**What is expected:**
The reply should contain every line of the data, repeated exactly, and no pictures.

Dataset rows describing interfaces
##############################

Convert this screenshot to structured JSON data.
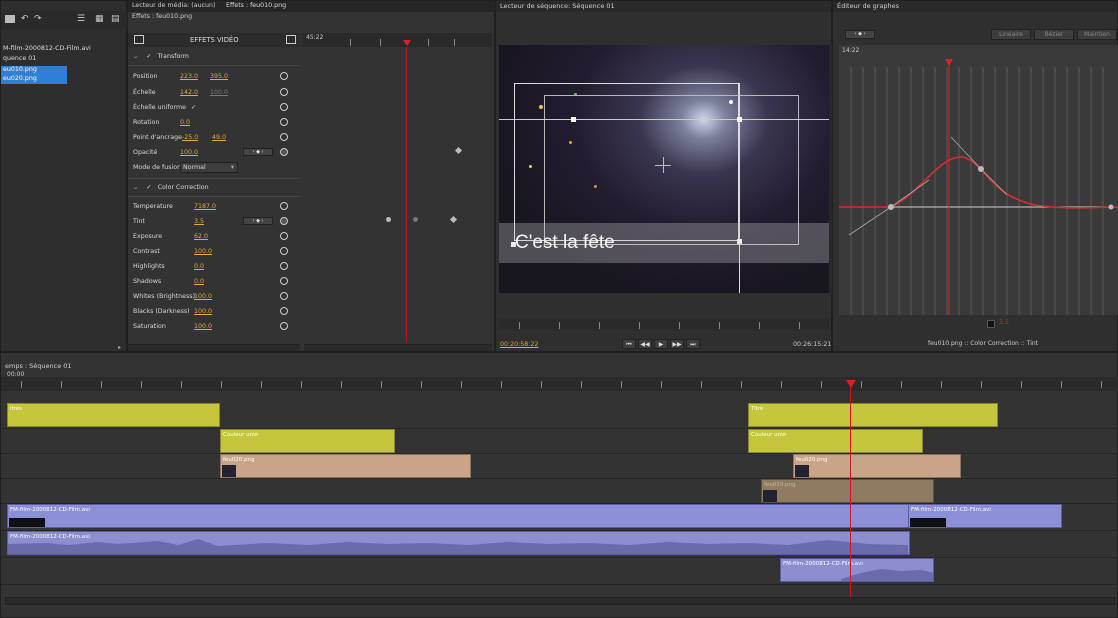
{
  "project_panel": {
    "items": [
      "M-film-2000812-CD-Film.avi",
      "quence 01",
      "eu010.png",
      "eu020.png"
    ]
  },
  "effects_panel": {
    "tab_media": "Lecteur de média: (aucun)",
    "tab_effects": "Effets : feu010.png",
    "subtitle": "Effets : feu010.png",
    "header_label": "EFFETS VIDÉO",
    "timecode": "45:22",
    "transform_label": "Transform",
    "position_label": "Position",
    "position_x": "223.0",
    "position_y": "395.0",
    "scale_label": "Échelle",
    "scale_x": "142.0",
    "scale_y": "100.0",
    "uniform_label": "Échelle uniforme",
    "uniform_check": "✓",
    "rotation_label": "Rotation",
    "rotation": "0.0",
    "anchor_label": "Point d'ancrage",
    "anchor_x": "-25.0",
    "anchor_y": "49.0",
    "opacity_label": "Opacité",
    "opacity": "100.0",
    "blend_label": "Mode de fusion",
    "blend_value": "Normal",
    "cc_label": "Color Correction",
    "temperature_label": "Temperature",
    "temperature": "7187.0",
    "tint_label": "Tint",
    "tint": "3.5",
    "exposure_label": "Exposure",
    "exposure": "62.0",
    "contrast_label": "Contrast",
    "contrast": "100.0",
    "highlights_label": "Highlights",
    "highlights": "0.0",
    "shadows_label": "Shadows",
    "shadows": "0.0",
    "whites_label": "Whites (Brightness)",
    "whites": "100.0",
    "blacks_label": "Blacks (Darkness)",
    "blacks": "100.0",
    "saturation_label": "Saturation",
    "saturation": "100.0"
  },
  "viewer": {
    "title": "Lecteur de séquence: Séquence 01",
    "overlay_text": "C'est la fête",
    "timecode_left": "00:20:58:22",
    "timecode_right": "00:26:15:21"
  },
  "graph_editor": {
    "title": "Éditeur de graphes",
    "btn_linear": "Linéaire",
    "btn_bezier": "Bézier",
    "btn_more": "Maintien",
    "timecode": "14:22",
    "value_readout": "3.5",
    "caption": "feu010.png :: Color Correction :: Tint"
  },
  "timeline": {
    "title": "emps : Séquence 01",
    "timecode": "00:00",
    "clips": {
      "titres": "itres",
      "titre": "Titre",
      "couleur1": "Couleur unie",
      "couleur2": "Couleur unie",
      "feu020a": "feu020.png",
      "feu020b": "feu020.png",
      "feu010": "feu010.png",
      "film1": "FM-film-2000812-CD-Film.avi",
      "film2": "FM-film-2000812-CD-Film.avi",
      "audio1": "FM-film-2000812-CD-Film.avi",
      "audio2": "FM-film-2000812-CD-Film.avi"
    }
  },
  "colors": {
    "accent_red": "#e02020",
    "keyframe_value": "#e5a93b",
    "clip_yellow": "#c6c63c",
    "clip_tan": "#c9a488",
    "clip_purple": "#8b8fd6"
  }
}
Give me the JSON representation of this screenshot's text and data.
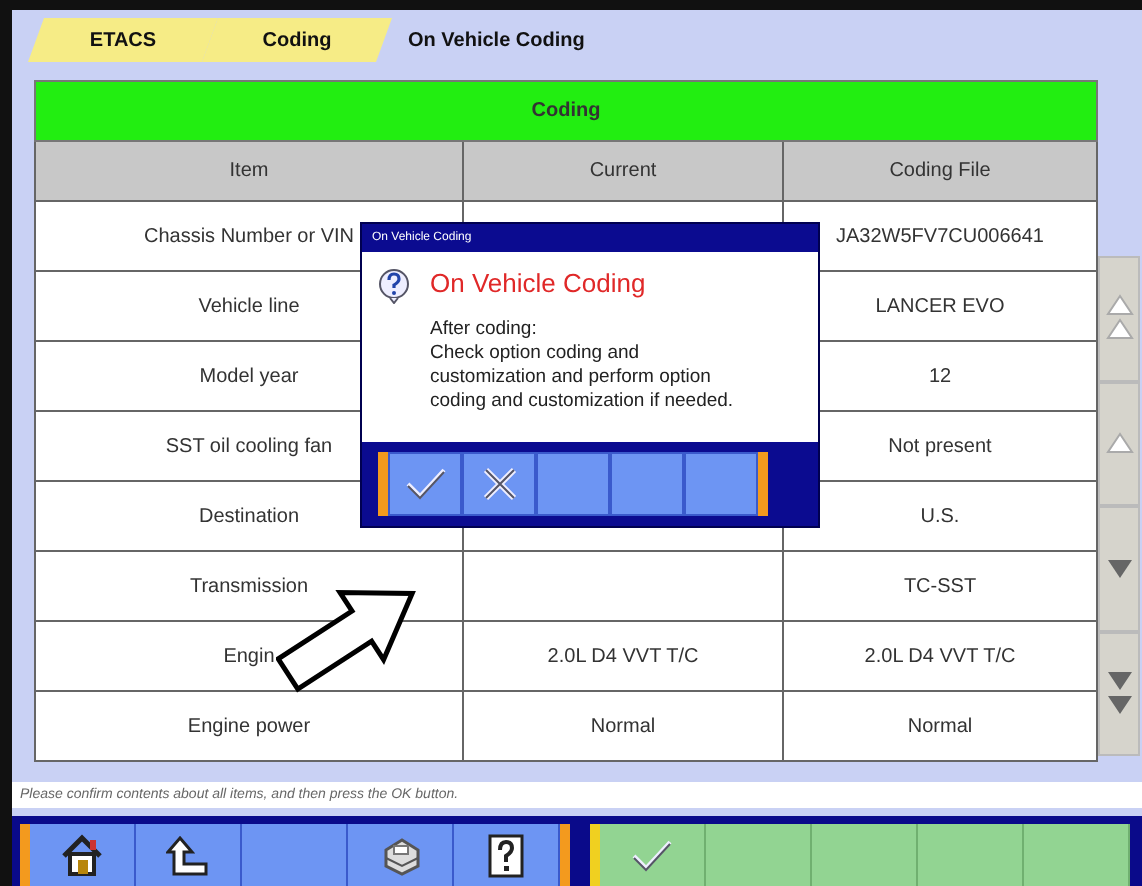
{
  "tabs": [
    {
      "label": "ETACS",
      "selected": false
    },
    {
      "label": "Coding",
      "selected": false
    },
    {
      "label": "On Vehicle Coding",
      "selected": true
    }
  ],
  "table": {
    "title": "Coding",
    "columns": [
      "Item",
      "Current",
      "Coding File"
    ],
    "rows": [
      {
        "item": "Chassis Number or VIN",
        "coding_file": "JA32W5FV7CU006641"
      },
      {
        "item": "Vehicle line",
        "coding_file": "LANCER EVO"
      },
      {
        "item": "Model year",
        "coding_file": "12"
      },
      {
        "item": "SST oil cooling fan",
        "coding_file": "Not present"
      },
      {
        "item": "Destination",
        "coding_file": "U.S."
      },
      {
        "item": "Transmission",
        "coding_file": "TC-SST"
      },
      {
        "item": "Engin",
        "current": "2.0L D4 VVT T/C",
        "coding_file": "2.0L D4 VVT T/C"
      },
      {
        "item": "Engine power",
        "current": "Normal",
        "coding_file": "Normal"
      }
    ]
  },
  "scroll_buttons": [
    {
      "kind": "page-up"
    },
    {
      "kind": "up"
    },
    {
      "kind": "down"
    },
    {
      "kind": "page-down"
    }
  ],
  "dialog": {
    "title": "On Vehicle Coding",
    "heading": "On Vehicle Coding",
    "message": [
      "After coding:",
      "Check option coding and customization and perform option coding and customization if needed."
    ],
    "buttons": [
      {
        "kind": "ok"
      },
      {
        "kind": "cancel"
      },
      {
        "kind": "empty"
      },
      {
        "kind": "empty"
      },
      {
        "kind": "empty"
      }
    ]
  },
  "status_bar": "Please confirm contents about all items, and then press the OK button.",
  "toolbar_left": [
    {
      "kind": "home"
    },
    {
      "kind": "back"
    },
    {
      "kind": "empty"
    },
    {
      "kind": "print"
    },
    {
      "kind": "help"
    }
  ],
  "toolbar_right": [
    {
      "kind": "ok"
    },
    {
      "kind": "empty"
    },
    {
      "kind": "empty"
    },
    {
      "kind": "empty"
    },
    {
      "kind": "empty"
    }
  ]
}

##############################

**Response to this task:**
Convert this screenshot to structured JSON data.
{
  "project_panel": {
    "items": [
      "M-film-2000812-CD-Film.avi",
      "quence 01",
      "eu010.png",
      "eu020.png"
    ]
  },
  "effects_panel": {
    "tab_media": "Lecteur de média: (aucun)",
    "tab_effects": "Effets : feu010.png",
    "subtitle": "Effets : feu010.png",
    "header_label": "EFFETS VIDÉO",
    "timecode": "45:22",
    "transform_label": "Transform",
    "position_label": "Position",
    "position_x": "223.0",
    "position_y": "395.0",
    "scale_label": "Échelle",
    "scale_x": "142.0",
    "scale_y": "100.0",
    "uniform_label": "Échelle uniforme",
    "uniform_check": "✓",
    "rotation_label": "Rotation",
    "rotation": "0.0",
    "anchor_label": "Point d'ancrage",
    "anchor_x": "-25.0",
    "anchor_y": "49.0",
    "opacity_label": "Opacité",
    "opacity": "100.0",
    "blend_label": "Mode de fusion",
    "blend_value": "Normal",
    "cc_label": "Color Correction",
    "temperature_label": "Temperature",
    "temperature": "7187.0",
    "tint_label": "Tint",
    "tint": "3.5",
    "exposure_label": "Exposure",
    "exposure": "62.0",
    "contrast_label": "Contrast",
    "contrast": "100.0",
    "highlights_label": "Highlights",
    "highlights": "0.0",
    "shadows_label": "Shadows",
    "shadows": "0.0",
    "whites_label": "Whites (Brightness)",
    "whites": "100.0",
    "blacks_label": "Blacks (Darkness)",
    "blacks": "100.0",
    "saturation_label": "Saturation",
    "saturation": "100.0"
  },
  "viewer": {
    "title": "Lecteur de séquence: Séquence 01",
    "overlay_text": "C'est la fête",
    "timecode_left": "00:20:58:22",
    "timecode_right": "00:26:15:21"
  },
  "graph_editor": {
    "title": "Éditeur de graphes",
    "btn_linear": "Linéaire",
    "btn_bezier": "Bézier",
    "btn_more": "Maintien",
    "timecode": "14:22",
    "value_readout": "3.5",
    "caption": "feu010.png :: Color Correction :: Tint"
  },
  "timeline": {
    "title": "emps : Séquence 01",
    "timecode": "00:00",
    "clips": {
      "titres": "itres",
      "titre": "Titre",
      "couleur1": "Couleur unie",
      "couleur2": "Couleur unie",
      "feu020a": "feu020.png",
      "feu020b": "feu020.png",
      "feu010": "feu010.png",
      "film1": "FM-film-2000812-CD-Film.avi",
      "film2": "FM-film-2000812-CD-Film.avi",
      "audio1": "FM-film-2000812-CD-Film.avi",
      "audio2": "FM-film-2000812-CD-Film.avi"
    }
  },
  "colors": {
    "accent_red": "#e02020",
    "keyframe_value": "#e5a93b",
    "clip_yellow": "#c6c63c",
    "clip_tan": "#c9a488",
    "clip_purple": "#8b8fd6"
  }
}
Give me the JSON representation of this screenshot's text and data.
{
  "tabs": [
    {
      "label": "ETACS",
      "selected": false
    },
    {
      "label": "Coding",
      "selected": false
    },
    {
      "label": "On Vehicle Coding",
      "selected": true
    }
  ],
  "table": {
    "title": "Coding",
    "columns": [
      "Item",
      "Current",
      "Coding File"
    ],
    "rows": [
      {
        "item": "Chassis Number or VIN",
        "coding_file": "JA32W5FV7CU006641"
      },
      {
        "item": "Vehicle line",
        "coding_file": "LANCER EVO"
      },
      {
        "item": "Model year",
        "coding_file": "12"
      },
      {
        "item": "SST oil cooling fan",
        "coding_file": "Not present"
      },
      {
        "item": "Destination",
        "coding_file": "U.S."
      },
      {
        "item": "Transmission",
        "coding_file": "TC-SST"
      },
      {
        "item": "Engin",
        "current": "2.0L D4 VVT T/C",
        "coding_file": "2.0L D4 VVT T/C"
      },
      {
        "item": "Engine power",
        "current": "Normal",
        "coding_file": "Normal"
      }
    ]
  },
  "scroll_buttons": [
    {
      "kind": "page-up"
    },
    {
      "kind": "up"
    },
    {
      "kind": "down"
    },
    {
      "kind": "page-down"
    }
  ],
  "dialog": {
    "title": "On Vehicle Coding",
    "heading": "On Vehicle Coding",
    "message": [
      "After coding:",
      "Check option coding and customization and perform option coding and customization if needed."
    ],
    "buttons": [
      {
        "kind": "ok"
      },
      {
        "kind": "cancel"
      },
      {
        "kind": "empty"
      },
      {
        "kind": "empty"
      },
      {
        "kind": "empty"
      }
    ]
  },
  "status_bar": "Please confirm contents about all items, and then press the OK button.",
  "toolbar_left": [
    {
      "kind": "home"
    },
    {
      "kind": "back"
    },
    {
      "kind": "empty"
    },
    {
      "kind": "print"
    },
    {
      "kind": "help"
    }
  ],
  "toolbar_right": [
    {
      "kind": "ok"
    },
    {
      "kind": "empty"
    },
    {
      "kind": "empty"
    },
    {
      "kind": "empty"
    },
    {
      "kind": "empty"
    }
  ]
}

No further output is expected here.